- _GOAL OF THE EXERCISE_
An exact copy of all the data below is needed, without its pictures.

- _DATASET CONTENT_

◇ ◇ ◇ ◇

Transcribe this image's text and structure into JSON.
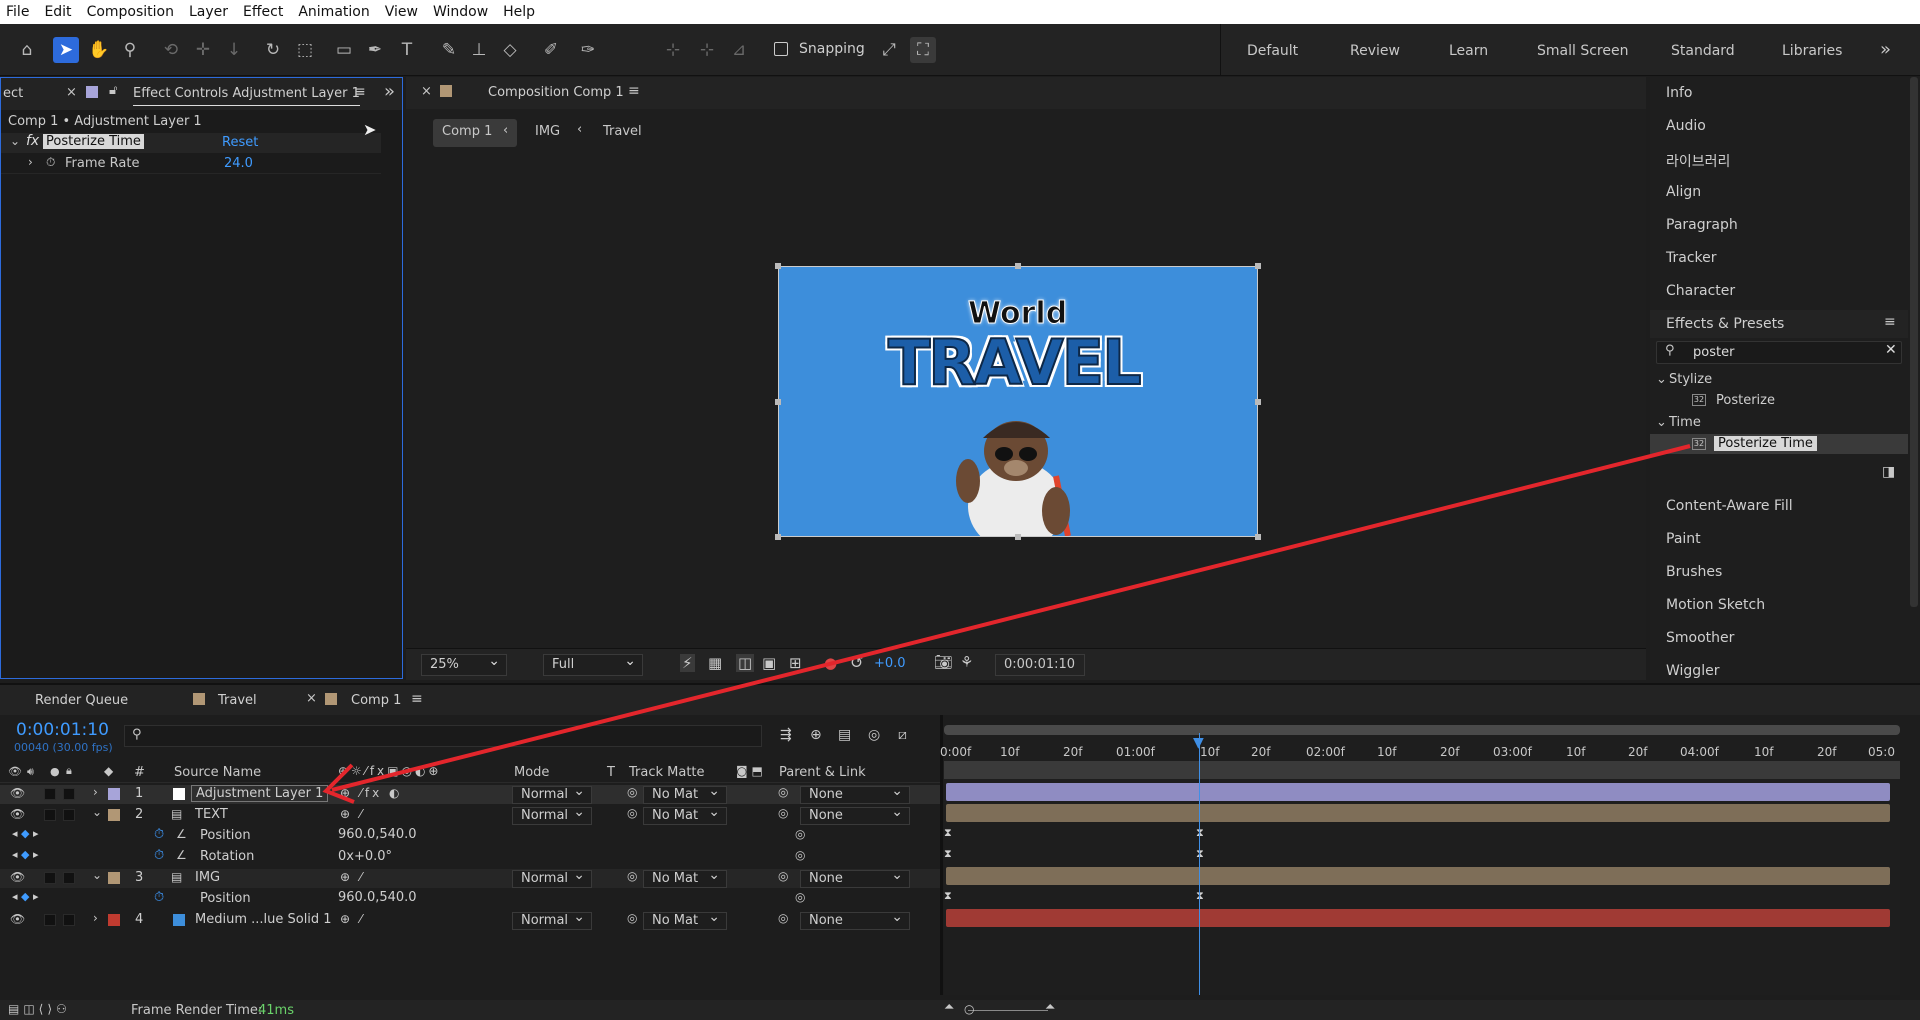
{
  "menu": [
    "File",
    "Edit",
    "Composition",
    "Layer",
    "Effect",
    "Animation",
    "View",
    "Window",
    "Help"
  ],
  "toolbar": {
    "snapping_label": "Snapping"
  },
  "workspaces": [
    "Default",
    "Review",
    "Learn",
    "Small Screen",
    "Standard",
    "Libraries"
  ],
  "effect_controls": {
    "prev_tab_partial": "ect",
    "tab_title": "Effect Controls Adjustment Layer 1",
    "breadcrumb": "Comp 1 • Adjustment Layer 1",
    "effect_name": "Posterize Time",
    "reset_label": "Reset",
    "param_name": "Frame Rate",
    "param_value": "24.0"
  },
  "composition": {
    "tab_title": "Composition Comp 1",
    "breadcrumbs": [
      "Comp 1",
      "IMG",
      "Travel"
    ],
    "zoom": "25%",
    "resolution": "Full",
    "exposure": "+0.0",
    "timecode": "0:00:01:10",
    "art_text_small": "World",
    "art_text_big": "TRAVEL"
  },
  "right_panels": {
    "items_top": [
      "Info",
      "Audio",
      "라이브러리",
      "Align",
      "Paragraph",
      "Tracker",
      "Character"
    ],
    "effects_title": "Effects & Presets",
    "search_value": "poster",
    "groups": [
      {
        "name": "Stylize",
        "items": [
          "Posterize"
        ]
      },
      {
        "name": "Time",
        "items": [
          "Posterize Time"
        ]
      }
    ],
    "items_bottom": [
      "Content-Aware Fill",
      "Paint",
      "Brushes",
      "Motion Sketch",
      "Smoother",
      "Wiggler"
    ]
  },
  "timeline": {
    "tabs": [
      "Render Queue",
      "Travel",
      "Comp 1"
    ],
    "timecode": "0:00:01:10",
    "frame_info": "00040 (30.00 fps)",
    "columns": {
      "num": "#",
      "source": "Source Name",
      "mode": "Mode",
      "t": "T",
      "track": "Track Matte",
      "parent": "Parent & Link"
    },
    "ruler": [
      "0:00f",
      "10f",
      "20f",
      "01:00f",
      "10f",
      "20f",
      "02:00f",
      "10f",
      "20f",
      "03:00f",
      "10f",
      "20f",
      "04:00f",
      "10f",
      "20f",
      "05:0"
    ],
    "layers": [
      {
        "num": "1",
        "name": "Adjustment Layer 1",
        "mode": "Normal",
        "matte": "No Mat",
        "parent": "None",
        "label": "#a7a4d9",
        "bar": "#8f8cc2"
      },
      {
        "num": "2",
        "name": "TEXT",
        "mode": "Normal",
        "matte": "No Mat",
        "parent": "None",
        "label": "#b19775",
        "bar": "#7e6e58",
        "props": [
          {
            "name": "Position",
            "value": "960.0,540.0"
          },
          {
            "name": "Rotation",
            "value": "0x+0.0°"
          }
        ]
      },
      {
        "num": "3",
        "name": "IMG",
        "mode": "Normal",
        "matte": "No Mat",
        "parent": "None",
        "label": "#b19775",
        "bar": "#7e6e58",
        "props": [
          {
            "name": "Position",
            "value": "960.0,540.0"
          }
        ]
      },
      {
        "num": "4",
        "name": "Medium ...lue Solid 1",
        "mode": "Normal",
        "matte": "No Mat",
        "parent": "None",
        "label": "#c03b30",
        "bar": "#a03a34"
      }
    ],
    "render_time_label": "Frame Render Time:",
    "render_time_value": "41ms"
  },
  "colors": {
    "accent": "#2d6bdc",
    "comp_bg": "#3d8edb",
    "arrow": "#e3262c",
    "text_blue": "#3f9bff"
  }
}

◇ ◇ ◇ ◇

- _OUTPUT OF THE TASK_
Transcribe this image's text and structure into JSON.
{
  "menu": [
    "File",
    "Edit",
    "Composition",
    "Layer",
    "Effect",
    "Animation",
    "View",
    "Window",
    "Help"
  ],
  "toolbar": {
    "snapping_label": "Snapping"
  },
  "workspaces": [
    "Default",
    "Review",
    "Learn",
    "Small Screen",
    "Standard",
    "Libraries"
  ],
  "effect_controls": {
    "prev_tab_partial": "ect",
    "tab_title": "Effect Controls Adjustment Layer 1",
    "breadcrumb": "Comp 1 • Adjustment Layer 1",
    "effect_name": "Posterize Time",
    "reset_label": "Reset",
    "param_name": "Frame Rate",
    "param_value": "24.0"
  },
  "composition": {
    "tab_title": "Composition Comp 1",
    "breadcrumbs": [
      "Comp 1",
      "IMG",
      "Travel"
    ],
    "zoom": "25%",
    "resolution": "Full",
    "exposure": "+0.0",
    "timecode": "0:00:01:10",
    "art_text_small": "World",
    "art_text_big": "TRAVEL"
  },
  "right_panels": {
    "items_top": [
      "Info",
      "Audio",
      "라이브러리",
      "Align",
      "Paragraph",
      "Tracker",
      "Character"
    ],
    "effects_title": "Effects & Presets",
    "search_value": "poster",
    "groups": [
      {
        "name": "Stylize",
        "items": [
          "Posterize"
        ]
      },
      {
        "name": "Time",
        "items": [
          "Posterize Time"
        ]
      }
    ],
    "items_bottom": [
      "Content-Aware Fill",
      "Paint",
      "Brushes",
      "Motion Sketch",
      "Smoother",
      "Wiggler"
    ]
  },
  "timeline": {
    "tabs": [
      "Render Queue",
      "Travel",
      "Comp 1"
    ],
    "timecode": "0:00:01:10",
    "frame_info": "00040 (30.00 fps)",
    "columns": {
      "num": "#",
      "source": "Source Name",
      "mode": "Mode",
      "t": "T",
      "track": "Track Matte",
      "parent": "Parent & Link"
    },
    "ruler": [
      "0:00f",
      "10f",
      "20f",
      "01:00f",
      "10f",
      "20f",
      "02:00f",
      "10f",
      "20f",
      "03:00f",
      "10f",
      "20f",
      "04:00f",
      "10f",
      "20f",
      "05:0"
    ],
    "layers": [
      {
        "num": "1",
        "name": "Adjustment Layer 1",
        "mode": "Normal",
        "matte": "No Mat",
        "parent": "None",
        "label": "#a7a4d9",
        "bar": "#8f8cc2"
      },
      {
        "num": "2",
        "name": "TEXT",
        "mode": "Normal",
        "matte": "No Mat",
        "parent": "None",
        "label": "#b19775",
        "bar": "#7e6e58",
        "props": [
          {
            "name": "Position",
            "value": "960.0,540.0"
          },
          {
            "name": "Rotation",
            "value": "0x+0.0°"
          }
        ]
      },
      {
        "num": "3",
        "name": "IMG",
        "mode": "Normal",
        "matte": "No Mat",
        "parent": "None",
        "label": "#b19775",
        "bar": "#7e6e58",
        "props": [
          {
            "name": "Position",
            "value": "960.0,540.0"
          }
        ]
      },
      {
        "num": "4",
        "name": "Medium ...lue Solid 1",
        "mode": "Normal",
        "matte": "No Mat",
        "parent": "None",
        "label": "#c03b30",
        "bar": "#a03a34"
      }
    ],
    "render_time_label": "Frame Render Time:",
    "render_time_value": "41ms"
  },
  "colors": {
    "accent": "#2d6bdc",
    "comp_bg": "#3d8edb",
    "arrow": "#e3262c",
    "text_blue": "#3f9bff"
  }
}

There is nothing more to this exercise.